TASK INSTRUCTIONS —
Return the whole listing exactly, omitting the pictures.

-------- SOURCE DATA --------

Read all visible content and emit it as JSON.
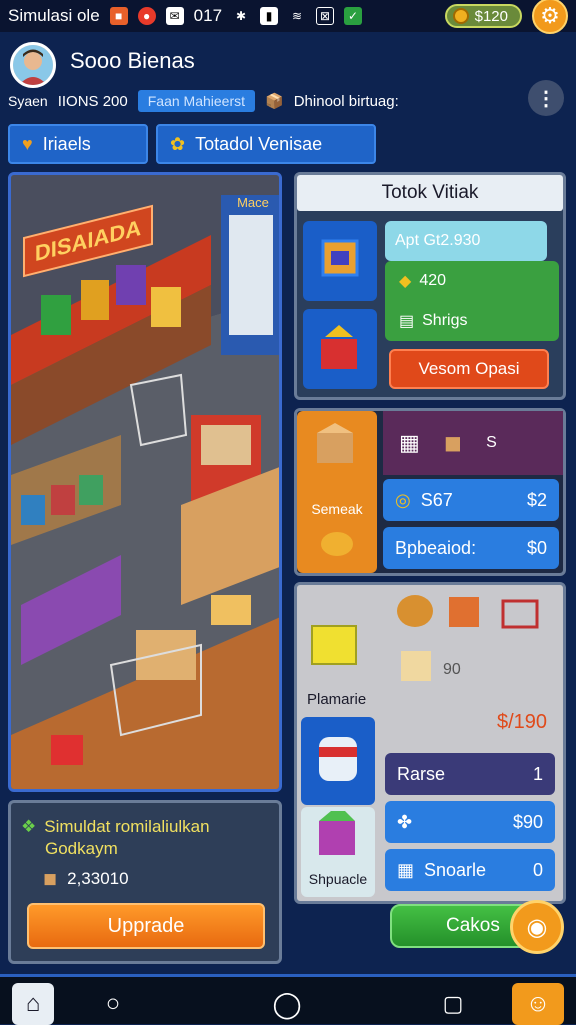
{
  "status_bar": {
    "app_label": "Simulasi ole",
    "time": "017",
    "coins": "$120"
  },
  "header": {
    "title": "Sooo Bienas",
    "subtitle_left": "Syaen",
    "stat_text": "IIONS 200",
    "pill_label": "Faan Mahieerst",
    "right_text": "Dhinool birtuag:"
  },
  "tabs": [
    {
      "label": "Iriaels",
      "icon": "heart-icon"
    },
    {
      "label": "Totadol Venisae",
      "icon": "bag-icon"
    }
  ],
  "scene": {
    "sign_text": "DISAIADA",
    "side_sign": "Mace"
  },
  "shop_panel": {
    "title": "Totok Vitiak",
    "price_header": "Apt Gt2.930",
    "item_1": "420",
    "item_2": "Shrigs",
    "button": "Vesom Opasi"
  },
  "stock_panel": {
    "top_value": "S",
    "label": "Semeak",
    "row_1_left": "S67",
    "row_1_right": "$2",
    "row_2_left": "Bpbeaiod:",
    "row_2_right": "$0"
  },
  "market_panel": {
    "label_a": "Plamarie",
    "value_a": "90",
    "price": "$/190",
    "label_b": "Shpuacle",
    "rows": [
      {
        "label": "Rarse",
        "value": "1"
      },
      {
        "label": "",
        "value": "$90"
      },
      {
        "label": "Snoarle",
        "value": "0"
      }
    ]
  },
  "bottom_panel": {
    "line_1": "Simuldat romilaliulkan",
    "line_2": "Godkaym",
    "amount": "2,33010",
    "upgrade_label": "Upprade"
  },
  "cakes_button": "Cakos",
  "colors": {
    "background": "#0d2350",
    "accent_blue": "#1f64c8",
    "accent_orange": "#f29a1c",
    "accent_red": "#e0491a",
    "accent_green": "#2aa040"
  }
}
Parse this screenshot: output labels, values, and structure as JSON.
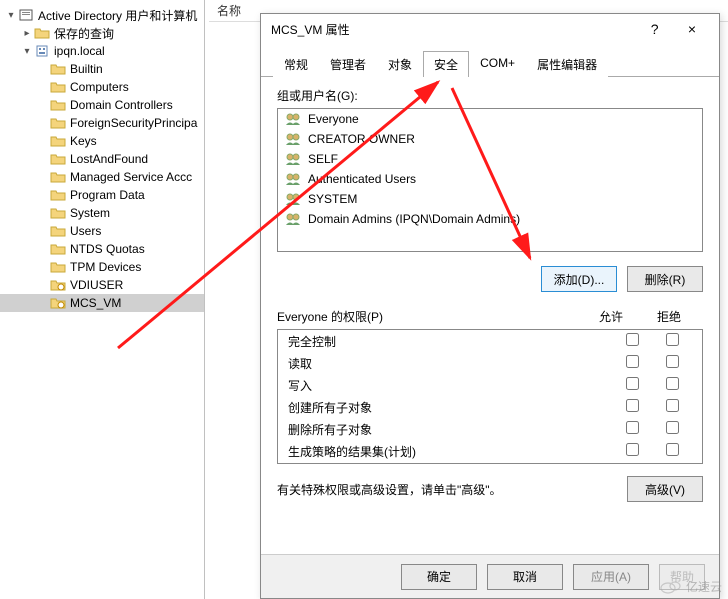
{
  "tree": {
    "root": "Active Directory 用户和计算机",
    "saved_queries": "保存的查询",
    "domain": "ipqn.local",
    "nodes": [
      "Builtin",
      "Computers",
      "Domain Controllers",
      "ForeignSecurityPrincipa",
      "Keys",
      "LostAndFound",
      "Managed Service Accc",
      "Program Data",
      "System",
      "Users",
      "NTDS Quotas",
      "TPM Devices",
      "VDIUSER",
      "MCS_VM"
    ]
  },
  "right_header": "名称",
  "dialog": {
    "title": "MCS_VM 属性",
    "help": "?",
    "close": "×",
    "tabs": [
      "常规",
      "管理者",
      "对象",
      "安全",
      "COM+",
      "属性编辑器"
    ],
    "active_tab": 3,
    "group_label": "组或用户名(G):",
    "principals": [
      "Everyone",
      "CREATOR OWNER",
      "SELF",
      "Authenticated Users",
      "SYSTEM",
      "Domain Admins (IPQN\\Domain Admins)"
    ],
    "btn_add": "添加(D)...",
    "btn_remove": "删除(R)",
    "perm_label": "Everyone 的权限(P)",
    "col_allow": "允许",
    "col_deny": "拒绝",
    "permissions": [
      "完全控制",
      "读取",
      "写入",
      "创建所有子对象",
      "删除所有子对象",
      "生成策略的结果集(计划)"
    ],
    "adv_text": "有关特殊权限或高级设置，请单击\"高级\"。",
    "btn_adv": "高级(V)",
    "btn_ok": "确定",
    "btn_cancel": "取消",
    "btn_apply": "应用(A)",
    "btn_help": "帮助"
  },
  "watermark": "亿速云"
}
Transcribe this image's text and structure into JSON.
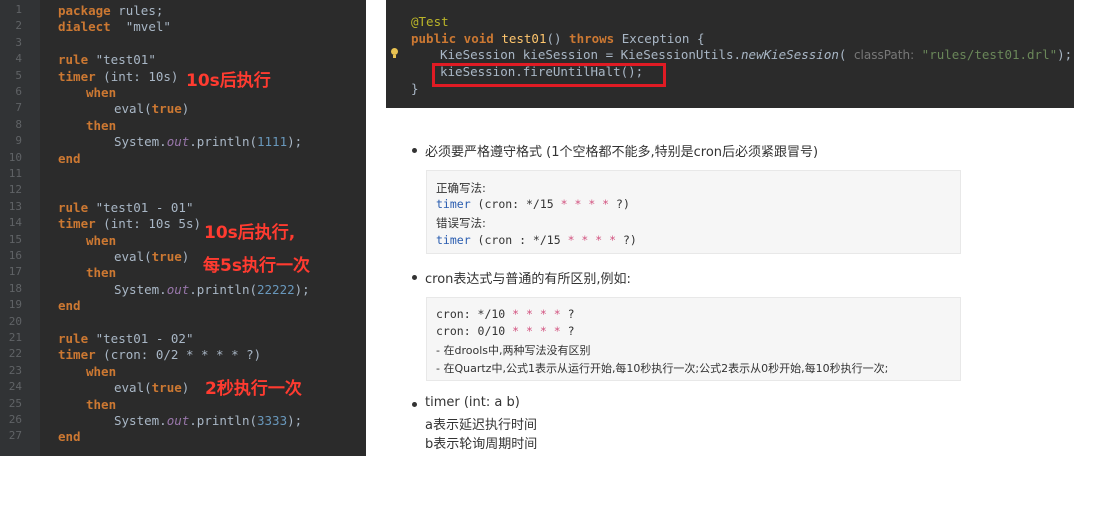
{
  "left_editor": {
    "line_numbers": [
      "1",
      "2",
      "3",
      "4",
      "5",
      "6",
      "7",
      "8",
      "9",
      "10",
      "11",
      "12",
      "13",
      "14",
      "15",
      "16",
      "17",
      "18",
      "19",
      "20",
      "21",
      "22",
      "23",
      "24",
      "25",
      "26",
      "27"
    ],
    "lines": {
      "l1_kw": "package",
      "l1_rest": " rules;",
      "l2_kw": "dialect",
      "l2_rest": "  \"mvel\"",
      "l4_kw": "rule",
      "l4_rest": " \"test01\"",
      "l5_kw": "timer",
      "l5_rest": " (int: 10s)",
      "l6_kw": "when",
      "l7_a": "eval(",
      "l7_kw": "true",
      "l7_b": ")",
      "l8_kw": "then",
      "l9_a": "System.",
      "l9_f": "out",
      "l9_b": ".println(",
      "l9_n": "1111",
      "l9_c": ");",
      "l10_kw": "end",
      "l13_kw": "rule",
      "l13_rest": " \"test01 - 01\"",
      "l14_kw": "timer",
      "l14_rest": " (int: 10s 5s)",
      "l15_kw": "when",
      "l16_a": "eval(",
      "l16_kw": "true",
      "l16_b": ")",
      "l17_kw": "then",
      "l18_a": "System.",
      "l18_f": "out",
      "l18_b": ".println(",
      "l18_n": "22222",
      "l18_c": ");",
      "l19_kw": "end",
      "l21_kw": "rule",
      "l21_rest": " \"test01 - 02\"",
      "l22_kw": "timer",
      "l22_rest": " (cron: 0/2 * * * * ?)",
      "l23_kw": "when",
      "l24_a": "eval(",
      "l24_kw": "true",
      "l24_b": ")",
      "l25_kw": "then",
      "l26_a": "System.",
      "l26_f": "out",
      "l26_b": ".println(",
      "l26_n": "3333",
      "l26_c": ");",
      "l27_kw": "end"
    },
    "notes": {
      "n1": "10s后执行",
      "n2a": "10s后执行,",
      "n2b": "每5s执行一次",
      "n3": "2秒执行一次"
    }
  },
  "right_editor": {
    "annotation": "@Test",
    "sig_kw1": "public void ",
    "sig_fn": "test01",
    "sig_mid": "() ",
    "sig_kw2": "throws",
    "sig_end": " Exception {",
    "l3_a": "KieSession kieSession = KieSessionUtils.",
    "l3_m": "newKieSession",
    "l3_b": "( ",
    "l3_hint": "classPath:",
    "l3_str": " \"rules/test01.drl\"",
    "l3_c": ");",
    "l4": "kieSession.fireUntilHalt();",
    "l5": "}"
  },
  "doc": {
    "b1": "必须要严格遵守格式 (1个空格都不能多,特别是cron后必须紧跟冒号)",
    "box1": {
      "correct_label": "正确写法:",
      "c_kw": "timer",
      "c_mid": " (cron: */15 ",
      "c_stars": "* * * *",
      "c_end": " ?)",
      "wrong_label": "错误写法:",
      "w_kw": "timer",
      "w_mid": " (cron : */15 ",
      "w_stars": "* * * *",
      "w_end": " ?)"
    },
    "b2": "cron表达式与普通的有所区别,例如:",
    "box2": {
      "l1_a": "cron: */10 ",
      "l1_b": "* * * *",
      "l1_c": " ?",
      "l2_a": "cron: 0/10 ",
      "l2_b": "* * * *",
      "l2_c": " ?",
      "l3": "- 在drools中,两种写法没有区别",
      "l4": "- 在Quartz中,公式1表示从运行开始,每10秒执行一次;公式2表示从0秒开始,每10秒执行一次;"
    },
    "b3": "timer (int: a b)",
    "b3_l2": "a表示延迟执行时间",
    "b3_l3": "b表示轮询周期时间"
  }
}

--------

ANSWER —
Read all visible content and emit it as JSON.
{
  "status_bar": {
    "app_label": "Simulasi ole",
    "time": "017",
    "coins": "$120"
  },
  "header": {
    "title": "Sooo Bienas",
    "subtitle_left": "Syaen",
    "stat_text": "IIONS 200",
    "pill_label": "Faan Mahieerst",
    "right_text": "Dhinool birtuag:"
  },
  "tabs": [
    {
      "label": "Iriaels",
      "icon": "heart-icon"
    },
    {
      "label": "Totadol Venisae",
      "icon": "bag-icon"
    }
  ],
  "scene": {
    "sign_text": "DISAIADA",
    "side_sign": "Mace"
  },
  "shop_panel": {
    "title": "Totok Vitiak",
    "price_header": "Apt Gt2.930",
    "item_1": "420",
    "item_2": "Shrigs",
    "button": "Vesom Opasi"
  },
  "stock_panel": {
    "top_value": "S",
    "label": "Semeak",
    "row_1_left": "S67",
    "row_1_right": "$2",
    "row_2_left": "Bpbeaiod:",
    "row_2_right": "$0"
  },
  "market_panel": {
    "label_a": "Plamarie",
    "value_a": "90",
    "price": "$/190",
    "label_b": "Shpuacle",
    "rows": [
      {
        "label": "Rarse",
        "value": "1"
      },
      {
        "label": "",
        "value": "$90"
      },
      {
        "label": "Snoarle",
        "value": "0"
      }
    ]
  },
  "bottom_panel": {
    "line_1": "Simuldat romilaliulkan",
    "line_2": "Godkaym",
    "amount": "2,33010",
    "upgrade_label": "Upprade"
  },
  "cakes_button": "Cakos",
  "colors": {
    "background": "#0d2350",
    "accent_blue": "#1f64c8",
    "accent_orange": "#f29a1c",
    "accent_red": "#e0491a",
    "accent_green": "#2aa040"
  }
}
Parse this screenshot: output labels, values, and structure as JSON.
{
  "tree": {
    "root": "Active Directory 用户和计算机",
    "saved_queries": "保存的查询",
    "domain": "ipqn.local",
    "nodes": [
      "Builtin",
      "Computers",
      "Domain Controllers",
      "ForeignSecurityPrincipa",
      "Keys",
      "LostAndFound",
      "Managed Service Accc",
      "Program Data",
      "System",
      "Users",
      "NTDS Quotas",
      "TPM Devices",
      "VDIUSER",
      "MCS_VM"
    ]
  },
  "right_header": "名称",
  "dialog": {
    "title": "MCS_VM 属性",
    "help": "?",
    "close": "×",
    "tabs": [
      "常规",
      "管理者",
      "对象",
      "安全",
      "COM+",
      "属性编辑器"
    ],
    "active_tab": 3,
    "group_label": "组或用户名(G):",
    "principals": [
      "Everyone",
      "CREATOR OWNER",
      "SELF",
      "Authenticated Users",
      "SYSTEM",
      "Domain Admins (IPQN\\Domain Admins)"
    ],
    "btn_add": "添加(D)...",
    "btn_remove": "删除(R)",
    "perm_label": "Everyone 的权限(P)",
    "col_allow": "允许",
    "col_deny": "拒绝",
    "permissions": [
      "完全控制",
      "读取",
      "写入",
      "创建所有子对象",
      "删除所有子对象",
      "生成策略的结果集(计划)"
    ],
    "adv_text": "有关特殊权限或高级设置，请单击\"高级\"。",
    "btn_adv": "高级(V)",
    "btn_ok": "确定",
    "btn_cancel": "取消",
    "btn_apply": "应用(A)",
    "btn_help": "帮助"
  },
  "watermark": "亿速云"
}
Transcribe this image's text and structure into JSON.
{
  "left_editor": {
    "line_numbers": [
      "1",
      "2",
      "3",
      "4",
      "5",
      "6",
      "7",
      "8",
      "9",
      "10",
      "11",
      "12",
      "13",
      "14",
      "15",
      "16",
      "17",
      "18",
      "19",
      "20",
      "21",
      "22",
      "23",
      "24",
      "25",
      "26",
      "27"
    ],
    "lines": {
      "l1_kw": "package",
      "l1_rest": " rules;",
      "l2_kw": "dialect",
      "l2_rest": "  \"mvel\"",
      "l4_kw": "rule",
      "l4_rest": " \"test01\"",
      "l5_kw": "timer",
      "l5_rest": " (int: 10s)",
      "l6_kw": "when",
      "l7_a": "eval(",
      "l7_kw": "true",
      "l7_b": ")",
      "l8_kw": "then",
      "l9_a": "System.",
      "l9_f": "out",
      "l9_b": ".println(",
      "l9_n": "1111",
      "l9_c": ");",
      "l10_kw": "end",
      "l13_kw": "rule",
      "l13_rest": " \"test01 - 01\"",
      "l14_kw": "timer",
      "l14_rest": " (int: 10s 5s)",
      "l15_kw": "when",
      "l16_a": "eval(",
      "l16_kw": "true",
      "l16_b": ")",
      "l17_kw": "then",
      "l18_a": "System.",
      "l18_f": "out",
      "l18_b": ".println(",
      "l18_n": "22222",
      "l18_c": ");",
      "l19_kw": "end",
      "l21_kw": "rule",
      "l21_rest": " \"test01 - 02\"",
      "l22_kw": "timer",
      "l22_rest": " (cron: 0/2 * * * * ?)",
      "l23_kw": "when",
      "l24_a": "eval(",
      "l24_kw": "true",
      "l24_b": ")",
      "l25_kw": "then",
      "l26_a": "System.",
      "l26_f": "out",
      "l26_b": ".println(",
      "l26_n": "3333",
      "l26_c": ");",
      "l27_kw": "end"
    },
    "notes": {
      "n1": "10s后执行",
      "n2a": "10s后执行,",
      "n2b": "每5s执行一次",
      "n3": "2秒执行一次"
    }
  },
  "right_editor": {
    "annotation": "@Test",
    "sig_kw1": "public void ",
    "sig_fn": "test01",
    "sig_mid": "() ",
    "sig_kw2": "throws",
    "sig_end": " Exception {",
    "l3_a": "KieSession kieSession = KieSessionUtils.",
    "l3_m": "newKieSession",
    "l3_b": "( ",
    "l3_hint": "classPath:",
    "l3_str": " \"rules/test01.drl\"",
    "l3_c": ");",
    "l4": "kieSession.fireUntilHalt();",
    "l5": "}"
  },
  "doc": {
    "b1": "必须要严格遵守格式 (1个空格都不能多,特别是cron后必须紧跟冒号)",
    "box1": {
      "correct_label": "正确写法:",
      "c_kw": "timer",
      "c_mid": " (cron: */15 ",
      "c_stars": "* * * *",
      "c_end": " ?)",
      "wrong_label": "错误写法:",
      "w_kw": "timer",
      "w_mid": " (cron : */15 ",
      "w_stars": "* * * *",
      "w_end": " ?)"
    },
    "b2": "cron表达式与普通的有所区别,例如:",
    "box2": {
      "l1_a": "cron: */10 ",
      "l1_b": "* * * *",
      "l1_c": " ?",
      "l2_a": "cron: 0/10 ",
      "l2_b": "* * * *",
      "l2_c": " ?",
      "l3": "- 在drools中,两种写法没有区别",
      "l4": "- 在Quartz中,公式1表示从运行开始,每10秒执行一次;公式2表示从0秒开始,每10秒执行一次;"
    },
    "b3": "timer (int: a b)",
    "b3_l2": "a表示延迟执行时间",
    "b3_l3": "b表示轮询周期时间"
  }
}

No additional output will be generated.